The satisfying click of opening a flip phone.

The seemingly limitless possibilities of “Surfing the web.”

The sense of triumph after burning a perfect mix on a CD for someone

Rip. Mix. Burn. Dead? | Philip Elmer‑DeWitt

or the joy of a carefully curated iPod with its astonishing 1000 songs in your pocket.

Welcome to this third episode of The Twelve Inquiries, where we explore our nostalgia for technology that has come, gone, or sometimes just evolved to something else entirely. We remain gleeful early adopters, exploring software, new hardware, and the occasional unforeseen impact it has on ourselves. Yet, we just as easily fondly remember trips to Blockbuster video and taping songs off the radio.

So join us in remembering when blogging was cool before it became uncool and then cool again. Before self-portraits became selfies and doom scrolling was a thing. Tell us what technology you miss the most – either in the comment section below or by writing to us at

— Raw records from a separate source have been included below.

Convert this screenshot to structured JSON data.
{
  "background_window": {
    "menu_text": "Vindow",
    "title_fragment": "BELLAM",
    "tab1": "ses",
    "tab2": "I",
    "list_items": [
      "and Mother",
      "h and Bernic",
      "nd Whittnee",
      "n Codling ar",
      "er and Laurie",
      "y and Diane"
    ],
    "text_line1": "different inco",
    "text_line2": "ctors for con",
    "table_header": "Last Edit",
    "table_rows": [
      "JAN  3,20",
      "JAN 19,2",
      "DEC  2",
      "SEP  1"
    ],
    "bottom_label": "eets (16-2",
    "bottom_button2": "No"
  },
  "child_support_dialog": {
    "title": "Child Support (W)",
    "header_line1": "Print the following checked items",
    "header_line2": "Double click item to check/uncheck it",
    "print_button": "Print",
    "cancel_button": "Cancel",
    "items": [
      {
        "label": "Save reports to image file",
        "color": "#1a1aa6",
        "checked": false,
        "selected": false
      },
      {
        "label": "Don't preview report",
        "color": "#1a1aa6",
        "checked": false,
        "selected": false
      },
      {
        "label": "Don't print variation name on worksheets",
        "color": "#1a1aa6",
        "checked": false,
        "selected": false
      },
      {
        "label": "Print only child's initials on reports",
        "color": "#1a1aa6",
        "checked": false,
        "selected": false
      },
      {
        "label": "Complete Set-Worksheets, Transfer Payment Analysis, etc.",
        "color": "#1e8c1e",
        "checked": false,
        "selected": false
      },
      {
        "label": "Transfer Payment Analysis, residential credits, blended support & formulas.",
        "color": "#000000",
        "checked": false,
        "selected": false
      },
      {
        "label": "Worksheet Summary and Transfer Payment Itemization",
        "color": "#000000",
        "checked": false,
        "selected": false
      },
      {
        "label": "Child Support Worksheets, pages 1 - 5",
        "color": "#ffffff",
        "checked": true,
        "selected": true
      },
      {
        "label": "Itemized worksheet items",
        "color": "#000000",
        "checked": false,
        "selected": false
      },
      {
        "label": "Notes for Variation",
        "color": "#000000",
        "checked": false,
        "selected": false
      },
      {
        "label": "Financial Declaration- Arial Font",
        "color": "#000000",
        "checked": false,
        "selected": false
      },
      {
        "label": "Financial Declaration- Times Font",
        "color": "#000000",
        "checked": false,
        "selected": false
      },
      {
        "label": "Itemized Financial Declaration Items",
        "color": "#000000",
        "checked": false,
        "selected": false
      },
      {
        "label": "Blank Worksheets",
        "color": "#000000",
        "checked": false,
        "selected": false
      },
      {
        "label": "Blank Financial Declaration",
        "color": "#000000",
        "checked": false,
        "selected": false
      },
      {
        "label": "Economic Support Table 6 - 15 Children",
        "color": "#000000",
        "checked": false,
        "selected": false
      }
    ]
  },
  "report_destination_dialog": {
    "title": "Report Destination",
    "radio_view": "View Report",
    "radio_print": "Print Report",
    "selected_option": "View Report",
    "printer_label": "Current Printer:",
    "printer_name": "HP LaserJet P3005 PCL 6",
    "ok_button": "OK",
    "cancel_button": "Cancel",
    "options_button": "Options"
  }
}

We will also be hosting a Twitter Space on October 6 at 11 a.m. CST, joined by Sara M. Watson, a brilliant technology critic whose writing appears in publications like The AtlanticWiredBusiness Insider, and The Washington Post, along with Grafton Tanner, author of “The Hours Have Lost Their Clock: The Politics of Nostalgia.”